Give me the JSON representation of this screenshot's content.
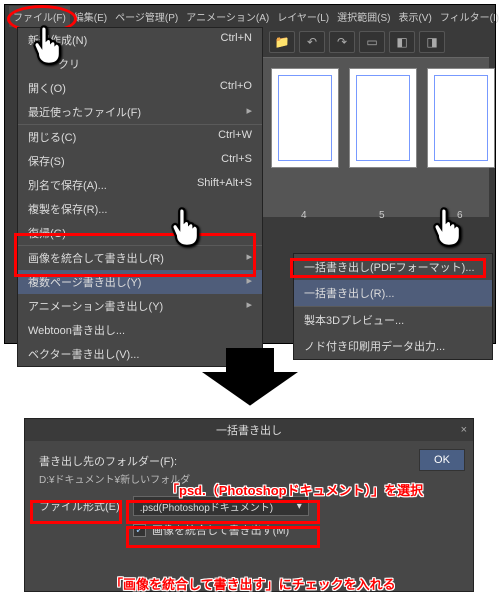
{
  "menubar": {
    "file": "ファイル(F)",
    "edit": "編集(E)",
    "page": "ページ管理(P)",
    "anim": "アニメーション(A)",
    "layer": "レイヤー(L)",
    "sel": "選択範囲(S)",
    "view": "表示(V)",
    "filter": "フィルター(I)"
  },
  "dropdown": {
    "new": "新規作成(N)",
    "new_sc": "Ctrl+N",
    "open": "開く(O)",
    "open_sc": "Ctrl+O",
    "recent": "最近使ったファイル(F)",
    "close": "閉じる(C)",
    "close_sc": "Ctrl+W",
    "save": "保存(S)",
    "save_sc": "Ctrl+S",
    "saveas": "別名で保存(A)...",
    "saveas_sc": "Shift+Alt+S",
    "savedup": "複製を保存(R)...",
    "revert": "復帰(G)",
    "merge_export": "画像を統合して書き出し(R)",
    "multi_export": "複数ページ書き出し(Y)",
    "anim_export": "アニメーション書き出し(Y)",
    "webtoon": "Webtoon書き出し...",
    "vector": "ベクター書き出し(V)..."
  },
  "pages": {
    "p4": "4",
    "p5": "5",
    "p6": "6"
  },
  "submenu": {
    "pdf": "一括書き出し(PDFフォーマット)...",
    "batch": "一括書き出し(R)...",
    "preview": "製本3Dプレビュー...",
    "print": "ノド付き印刷用データ出力..."
  },
  "dialog": {
    "title": "一括書き出し",
    "folder_label": "書き出し先のフォルダー(F):",
    "folder_path": "D:¥ドキュメント¥新しいフォルダ",
    "ok": "OK",
    "format_label": "ファイル形式(E):",
    "format_value": ".psd(Photoshopドキュメント)",
    "checkbox": "画像を統合して書き出す(M)",
    "checked": "✓"
  },
  "annotations": {
    "a1": "「psd.（Photoshopドキュメント）」を選択",
    "a2": "「画像を統合して書き出す」にチェックを入れる"
  },
  "close_x": "×",
  "dropdown_arrow": "▾"
}
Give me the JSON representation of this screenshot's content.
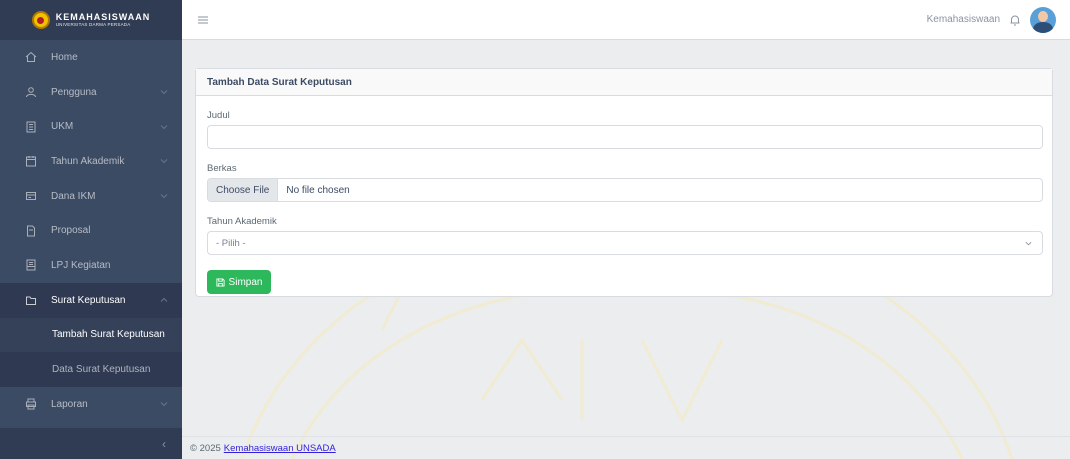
{
  "brand": {
    "title": "KEMAHASISWAAN",
    "subtitle": "UNIVERSITAS DARMA PERSADA",
    "logo_icon": "university-seal-icon"
  },
  "sidebar": {
    "items": [
      {
        "label": "Home",
        "icon": "home-icon",
        "has_children": false
      },
      {
        "label": "Pengguna",
        "icon": "user-icon",
        "has_children": true
      },
      {
        "label": "UKM",
        "icon": "building-icon",
        "has_children": true
      },
      {
        "label": "Tahun Akademik",
        "icon": "calendar-icon",
        "has_children": true
      },
      {
        "label": "Dana IKM",
        "icon": "wallet-icon",
        "has_children": true
      },
      {
        "label": "Proposal",
        "icon": "file-icon",
        "has_children": false
      },
      {
        "label": "LPJ Kegiatan",
        "icon": "document-icon",
        "has_children": false
      },
      {
        "label": "Surat Keputusan",
        "icon": "folder-icon",
        "has_children": true,
        "open": true,
        "children": [
          {
            "label": "Tambah Surat Keputusan",
            "active": true
          },
          {
            "label": "Data Surat Keputusan",
            "active": false
          }
        ]
      },
      {
        "label": "Laporan",
        "icon": "print-icon",
        "has_children": true
      }
    ],
    "minimizer_icon": "chevron-left-icon"
  },
  "header": {
    "user_label": "Kemahasiswaan",
    "toggler_icon": "hamburger-icon",
    "bell_icon": "bell-icon"
  },
  "form": {
    "title": "Tambah Data Surat Keputusan",
    "judul_label": "Judul",
    "judul_value": "",
    "berkas_label": "Berkas",
    "file_button": "Choose File",
    "file_name": "No file chosen",
    "tahun_label": "Tahun Akademik",
    "tahun_selected": "- Pilih -",
    "save_label": "Simpan"
  },
  "footer": {
    "copyright": "© 2025",
    "link_text": "Kemahasiswaan UNSADA"
  },
  "colors": {
    "sidebar": "#3c4b64",
    "accent_success": "#2eb85c",
    "link": "#321fdb"
  }
}
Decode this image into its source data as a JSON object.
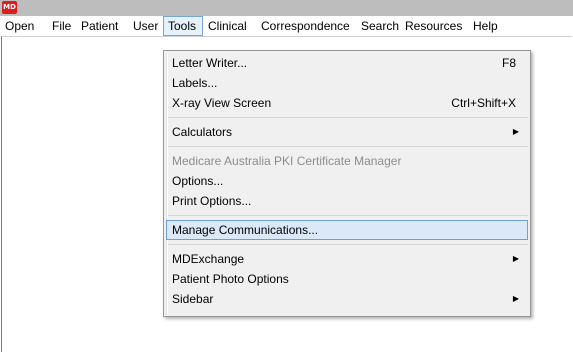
{
  "app": {
    "logo_text": "MD"
  },
  "menubar": {
    "items": [
      {
        "label": "Open"
      },
      {
        "label": "File"
      },
      {
        "label": "Patient"
      },
      {
        "label": "User"
      },
      {
        "label": "Tools",
        "active": true
      },
      {
        "label": "Clinical"
      },
      {
        "label": "Correspondence"
      },
      {
        "label": "Search"
      },
      {
        "label": "Resources"
      },
      {
        "label": "Help"
      }
    ]
  },
  "tools_menu": {
    "items": [
      {
        "label": "Letter Writer...",
        "shortcut": "F8"
      },
      {
        "label": "Labels..."
      },
      {
        "label": "X-ray View Screen",
        "shortcut": "Ctrl+Shift+X"
      },
      {
        "label": "Calculators",
        "submenu": true,
        "arrow": "▶"
      },
      {
        "label": "Medicare Australia PKI Certificate Manager",
        "disabled": true
      },
      {
        "label": "Options..."
      },
      {
        "label": "Print Options..."
      },
      {
        "label": "Manage Communications...",
        "highlighted": true
      },
      {
        "label": "MDExchange",
        "submenu": true,
        "arrow": "▶"
      },
      {
        "label": "Patient Photo Options"
      },
      {
        "label": "Sidebar",
        "submenu": true,
        "arrow": "▶"
      }
    ]
  }
}
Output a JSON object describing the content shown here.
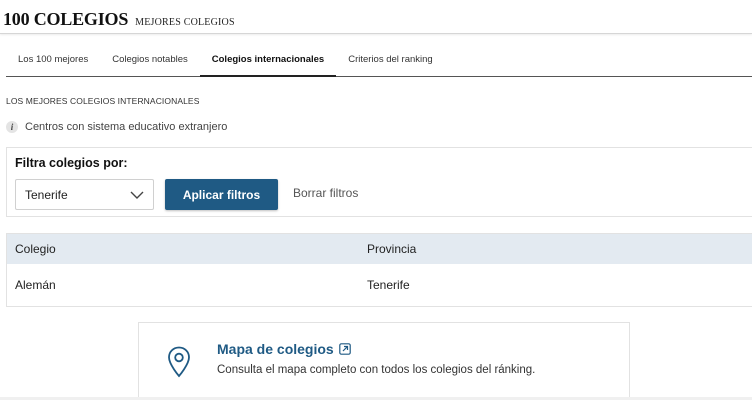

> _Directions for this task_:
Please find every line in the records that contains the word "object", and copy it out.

> _Response_:
Decode this image into its source data as a JSON object.
Output a JSON object describing the content shown here.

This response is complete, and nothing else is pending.